He thought about it. “I think so, too,” he agreed. Then he remembered what he’d learned in preschool earlier in the week, and his eyes lit up: “And when the rain is done, your flowers will be growed!”
Tonight, though, he wasn’t so sure the thunder was pretty. So, I pulled up the blinds, opened the window, and knelt with him at the windowsill behind the curtains as we watched the rain. The breeze carried the scent of rain into the bedroom, and I felt a fine mist on my face for just a moment.
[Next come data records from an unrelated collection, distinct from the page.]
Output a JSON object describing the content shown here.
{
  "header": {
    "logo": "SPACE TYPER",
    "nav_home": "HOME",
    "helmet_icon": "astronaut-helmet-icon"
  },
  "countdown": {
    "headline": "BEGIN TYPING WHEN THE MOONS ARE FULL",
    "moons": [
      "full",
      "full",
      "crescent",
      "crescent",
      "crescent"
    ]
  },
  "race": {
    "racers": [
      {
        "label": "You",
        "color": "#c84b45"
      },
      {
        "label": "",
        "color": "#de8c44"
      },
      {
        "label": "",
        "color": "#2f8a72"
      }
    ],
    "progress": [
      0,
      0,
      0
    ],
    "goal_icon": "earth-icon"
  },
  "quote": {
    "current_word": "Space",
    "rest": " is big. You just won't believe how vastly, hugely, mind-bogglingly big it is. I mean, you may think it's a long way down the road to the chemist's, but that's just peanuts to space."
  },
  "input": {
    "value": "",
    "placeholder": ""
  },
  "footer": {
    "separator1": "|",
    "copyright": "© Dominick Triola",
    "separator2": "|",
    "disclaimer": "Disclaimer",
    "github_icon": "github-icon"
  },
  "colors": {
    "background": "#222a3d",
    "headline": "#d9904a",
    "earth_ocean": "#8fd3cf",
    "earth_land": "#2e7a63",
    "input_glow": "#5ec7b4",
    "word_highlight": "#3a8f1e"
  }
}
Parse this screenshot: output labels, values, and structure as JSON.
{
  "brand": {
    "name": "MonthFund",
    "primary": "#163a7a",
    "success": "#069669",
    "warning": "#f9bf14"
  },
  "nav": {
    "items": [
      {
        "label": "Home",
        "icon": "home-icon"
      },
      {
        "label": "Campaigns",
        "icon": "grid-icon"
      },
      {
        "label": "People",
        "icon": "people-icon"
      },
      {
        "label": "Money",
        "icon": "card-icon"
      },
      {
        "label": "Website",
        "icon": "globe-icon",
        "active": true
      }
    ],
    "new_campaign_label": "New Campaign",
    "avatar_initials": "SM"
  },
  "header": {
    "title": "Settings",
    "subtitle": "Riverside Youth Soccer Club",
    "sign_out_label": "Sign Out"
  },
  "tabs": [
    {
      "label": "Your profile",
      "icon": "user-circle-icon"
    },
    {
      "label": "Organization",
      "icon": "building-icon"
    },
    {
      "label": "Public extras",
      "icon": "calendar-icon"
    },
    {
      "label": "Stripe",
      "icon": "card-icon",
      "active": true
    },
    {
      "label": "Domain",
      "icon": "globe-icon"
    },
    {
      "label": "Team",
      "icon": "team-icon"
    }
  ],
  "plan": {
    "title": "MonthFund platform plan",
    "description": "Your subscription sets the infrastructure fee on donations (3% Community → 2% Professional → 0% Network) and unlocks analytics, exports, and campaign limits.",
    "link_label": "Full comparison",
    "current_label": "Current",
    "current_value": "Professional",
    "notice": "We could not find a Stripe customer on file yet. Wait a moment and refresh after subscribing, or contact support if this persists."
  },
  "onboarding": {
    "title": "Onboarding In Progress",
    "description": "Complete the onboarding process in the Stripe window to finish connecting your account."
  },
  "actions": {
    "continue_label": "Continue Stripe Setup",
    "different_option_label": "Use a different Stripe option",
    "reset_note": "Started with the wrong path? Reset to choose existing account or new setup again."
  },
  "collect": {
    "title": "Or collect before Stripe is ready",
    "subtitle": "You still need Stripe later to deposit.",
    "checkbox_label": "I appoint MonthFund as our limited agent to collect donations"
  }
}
I put my arm around his waist. “The rain is so pretty,” I said. He agreed, and we watched the dark clouds roll by, and watched the rain fall in puddles on the driveway.
“Mommy, look!” he said. “You forgot to put those sticks in the garbage!”
Ah, well. It was a nice moment while it lasted.